**SUPPLIED MATERIAL**
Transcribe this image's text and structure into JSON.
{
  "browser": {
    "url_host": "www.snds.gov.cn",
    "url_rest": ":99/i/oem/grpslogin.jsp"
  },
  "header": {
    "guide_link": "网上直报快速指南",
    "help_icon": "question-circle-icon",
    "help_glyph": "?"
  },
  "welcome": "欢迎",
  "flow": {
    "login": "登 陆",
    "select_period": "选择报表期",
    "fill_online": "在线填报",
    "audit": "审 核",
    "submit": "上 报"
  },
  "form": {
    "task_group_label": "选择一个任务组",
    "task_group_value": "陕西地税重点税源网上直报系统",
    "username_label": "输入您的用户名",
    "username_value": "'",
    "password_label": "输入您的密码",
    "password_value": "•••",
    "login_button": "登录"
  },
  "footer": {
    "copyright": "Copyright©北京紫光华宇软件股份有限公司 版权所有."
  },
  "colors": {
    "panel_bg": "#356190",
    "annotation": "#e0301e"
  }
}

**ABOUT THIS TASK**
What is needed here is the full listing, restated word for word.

**SOLUTION FOR THIS TASK**
Transcribe this image's text and structure into JSON.
{
  "browser": {
    "url_host": "www.snds.gov.cn",
    "url_rest": ":99/i/oem/grpslogin.jsp"
  },
  "header": {
    "guide_link": "网上直报快速指南",
    "help_icon": "question-circle-icon",
    "help_glyph": "?"
  },
  "welcome": "欢迎",
  "flow": {
    "login": "登 陆",
    "select_period": "选择报表期",
    "fill_online": "在线填报",
    "audit": "审 核",
    "submit": "上 报"
  },
  "form": {
    "task_group_label": "选择一个任务组",
    "task_group_value": "陕西地税重点税源网上直报系统",
    "username_label": "输入您的用户名",
    "username_value": "'",
    "password_label": "输入您的密码",
    "password_value": "•••",
    "login_button": "登录"
  },
  "footer": {
    "copyright": "Copyright©北京紫光华宇软件股份有限公司 版权所有."
  },
  "colors": {
    "panel_bg": "#356190",
    "annotation": "#e0301e"
  }
}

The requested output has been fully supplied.